Democratic presidential candidate Sen. Bernie Sandersoutlined his plan for breaking up the big banks to the editorial board of the NewYork Daily News on April 4, but critics said his plans lacked detail.He said he believes the presidential administration has the authority underDodd-Frank to break up banks. When asked if the Fed has the authority, he saidhe wasn't sure. "Well, I don't know if the Fed has it," he said."But I think the administration can have it."
Jamie Dimon, CEO, president and chairman of , thinks largeand small banks need to work together, he wrotein an op-ed for The Wall Street Journal onApril 5. Community banks "dependon large banks to make their service offerings possible," he wrote.JPMorgan provides services to 339 small banks and 10 corporate credit unionsand provided them $4.7 billion in intraday credit last year, he said. "Ibelieve I can say, on behalf of most of the nation's largest banks, includingthe one that I lead, that we are very supportive of the efforts by small andregional banks to work responsibly with their regulators and, if necessary, theCongress to address new rules and requirements," he wrote.
Other members of the Federal Reserve System may not agreewith Federal Reserve Bank of Minneapolis President Neel Kashkari'stoo-big-to-fail plan. Kashkari hosted a symposium on ending too big to fail on April 4but faced pushback during a question-and-answer session. "Passion andanecdotes are an attempt to substitute for serious analysis," V.V. Chari,a consultant for the Federal Reserve Bank of Minneapolis, told panelists.
Want to start a bank? Call up the FDIC, Chairman MartinGruenberg said April6. The agency is scaling back its heightened supervisory monitoring period forde novos from seven years to its pre-crisis period of three years, he said in aspeech.

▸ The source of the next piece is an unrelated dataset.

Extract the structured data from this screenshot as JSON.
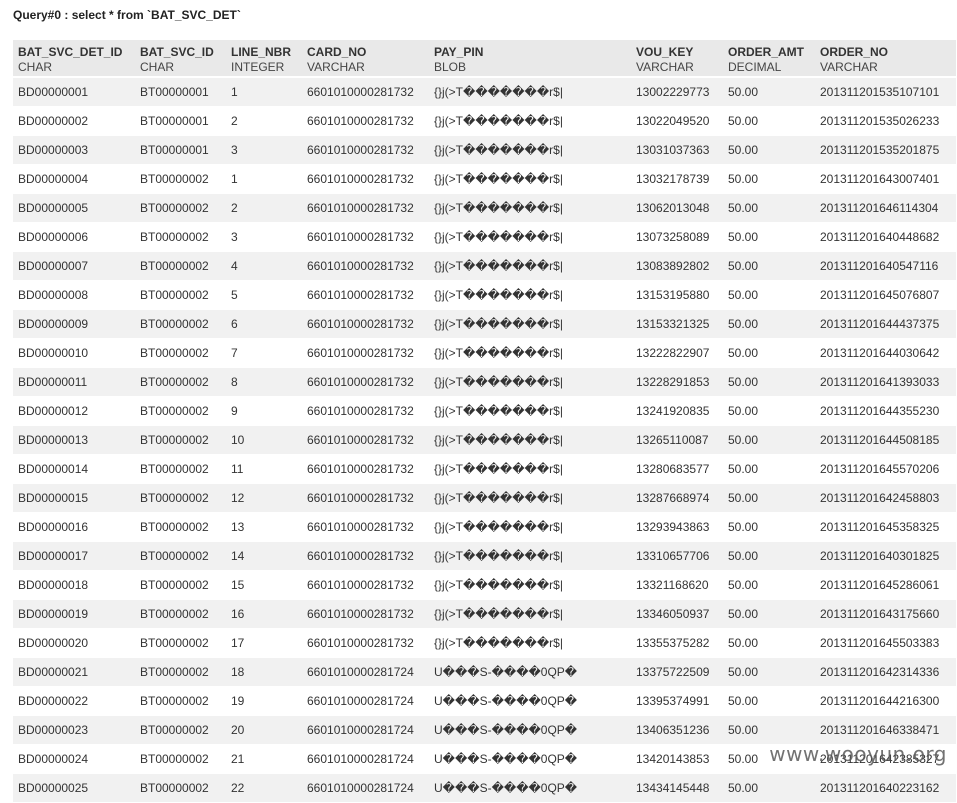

He said at a press meeting following the speech that hewants to make the process as "user-friendly" as possible. The FDICworks closely with the OCC and state commissioners on the review process fornew charters and can make the process easy to navigate "so that we can getto a successful outcome," he said.

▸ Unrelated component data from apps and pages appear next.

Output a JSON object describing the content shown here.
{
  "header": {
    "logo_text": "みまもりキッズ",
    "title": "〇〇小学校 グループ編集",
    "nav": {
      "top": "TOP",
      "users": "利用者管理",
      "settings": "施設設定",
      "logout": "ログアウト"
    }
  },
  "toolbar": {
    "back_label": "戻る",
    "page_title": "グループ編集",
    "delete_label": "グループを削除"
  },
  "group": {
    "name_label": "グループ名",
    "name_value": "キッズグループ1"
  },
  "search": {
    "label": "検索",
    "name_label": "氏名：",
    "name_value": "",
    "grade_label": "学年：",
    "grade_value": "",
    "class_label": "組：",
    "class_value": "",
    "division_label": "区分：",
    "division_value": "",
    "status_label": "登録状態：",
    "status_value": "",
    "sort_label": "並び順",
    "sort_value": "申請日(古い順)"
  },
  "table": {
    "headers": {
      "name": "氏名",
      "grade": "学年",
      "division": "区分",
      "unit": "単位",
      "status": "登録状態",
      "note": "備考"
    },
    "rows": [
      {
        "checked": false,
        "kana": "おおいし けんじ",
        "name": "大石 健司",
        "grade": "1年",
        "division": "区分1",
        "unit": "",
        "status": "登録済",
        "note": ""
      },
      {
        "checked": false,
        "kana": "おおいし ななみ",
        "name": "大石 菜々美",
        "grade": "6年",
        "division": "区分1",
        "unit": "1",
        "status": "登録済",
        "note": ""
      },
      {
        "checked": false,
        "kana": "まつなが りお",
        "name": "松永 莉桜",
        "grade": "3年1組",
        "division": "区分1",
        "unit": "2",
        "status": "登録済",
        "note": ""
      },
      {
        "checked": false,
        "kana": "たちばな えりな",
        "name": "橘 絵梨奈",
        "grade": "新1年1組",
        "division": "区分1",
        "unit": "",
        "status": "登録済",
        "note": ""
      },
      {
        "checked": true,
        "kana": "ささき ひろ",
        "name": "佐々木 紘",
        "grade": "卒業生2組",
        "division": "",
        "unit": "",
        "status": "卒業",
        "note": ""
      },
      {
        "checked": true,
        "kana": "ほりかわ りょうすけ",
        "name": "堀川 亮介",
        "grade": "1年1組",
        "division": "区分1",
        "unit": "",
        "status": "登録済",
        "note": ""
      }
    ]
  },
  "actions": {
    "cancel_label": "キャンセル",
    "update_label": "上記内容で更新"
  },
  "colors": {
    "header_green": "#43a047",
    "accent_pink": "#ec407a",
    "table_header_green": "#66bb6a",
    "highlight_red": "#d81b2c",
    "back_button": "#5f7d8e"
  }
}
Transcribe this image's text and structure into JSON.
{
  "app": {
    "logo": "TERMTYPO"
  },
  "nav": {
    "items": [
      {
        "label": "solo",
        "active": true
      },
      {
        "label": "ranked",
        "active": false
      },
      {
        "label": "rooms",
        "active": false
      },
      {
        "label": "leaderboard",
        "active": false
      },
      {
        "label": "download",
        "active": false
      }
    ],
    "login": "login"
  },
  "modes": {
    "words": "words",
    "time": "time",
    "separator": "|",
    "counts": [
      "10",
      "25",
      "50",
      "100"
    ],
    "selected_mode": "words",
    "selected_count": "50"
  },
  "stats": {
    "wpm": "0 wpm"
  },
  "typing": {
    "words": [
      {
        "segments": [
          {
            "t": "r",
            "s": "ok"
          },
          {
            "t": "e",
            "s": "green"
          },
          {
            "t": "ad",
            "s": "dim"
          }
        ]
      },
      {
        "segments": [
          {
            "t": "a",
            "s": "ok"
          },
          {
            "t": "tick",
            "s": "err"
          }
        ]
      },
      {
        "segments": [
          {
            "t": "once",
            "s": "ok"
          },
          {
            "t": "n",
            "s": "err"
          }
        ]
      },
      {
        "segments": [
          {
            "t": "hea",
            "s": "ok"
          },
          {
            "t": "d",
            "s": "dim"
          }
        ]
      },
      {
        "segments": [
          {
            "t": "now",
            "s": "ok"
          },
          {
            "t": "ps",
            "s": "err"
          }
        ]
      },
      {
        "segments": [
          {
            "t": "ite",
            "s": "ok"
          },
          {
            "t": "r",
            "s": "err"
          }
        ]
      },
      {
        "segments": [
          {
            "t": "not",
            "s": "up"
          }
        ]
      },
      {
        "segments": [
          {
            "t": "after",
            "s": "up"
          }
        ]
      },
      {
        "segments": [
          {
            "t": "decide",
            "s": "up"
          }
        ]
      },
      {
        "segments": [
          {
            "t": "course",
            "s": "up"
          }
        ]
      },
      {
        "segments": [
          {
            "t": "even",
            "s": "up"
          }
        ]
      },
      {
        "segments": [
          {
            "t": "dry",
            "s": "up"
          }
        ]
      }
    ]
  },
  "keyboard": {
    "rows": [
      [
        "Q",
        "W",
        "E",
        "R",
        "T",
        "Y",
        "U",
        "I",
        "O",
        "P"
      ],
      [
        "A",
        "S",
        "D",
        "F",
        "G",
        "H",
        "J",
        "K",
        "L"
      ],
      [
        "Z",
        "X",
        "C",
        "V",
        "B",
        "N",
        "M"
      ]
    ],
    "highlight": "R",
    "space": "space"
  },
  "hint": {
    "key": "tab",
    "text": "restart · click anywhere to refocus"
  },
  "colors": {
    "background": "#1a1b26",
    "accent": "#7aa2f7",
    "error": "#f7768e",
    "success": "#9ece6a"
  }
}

"If you want to get the attention of FDIC staff, calland say, 'I'm interested in starting a new community bank,'" Gruenbergsaid. "You will get a lot of people very eager to work with you."
An appeals court is asking the Consumer Financial ProtectionBureau to justify its structure of having a single director, The Wall Street Journal reportedApril 5. The inquiry is part of a lawsuit filed by mortgage lender PHH Corp.,which claims CFPB Director Richard Cordray acted outside of his authority whenhe decided to impose a $109 million fine on the company instead of the $6.5million fine imposed by an internal CFPB judge, the paper reported. The case isbeing heard by a panel of judges on April 12.
Sen. Jeff Merkley, D-Ore., introduced a bill April 7 thatwould amend the Truthin Lending Act to require any issuers of loans of $5,000 or less to registerwith the Consumer Financial Protection Bureau if the loan is closed-ended andpayable in installments of less than 12 months or if open-ended, repayablewithin a defined time. It would also ban overdraft fees on general-use prepaidcards.
The U.S. Department of Labor its final fiduciary rule onApril 6, which is intended to make financial advisers to put their customer'sbest interests first by reducing. Labor Secretary Thomas Perez called the rule"a huge win for the middle class." Sell-side analysts coveringmultiple parts of the finance industry generally agreed that the final rule wasa bit less onerous than the original proposal.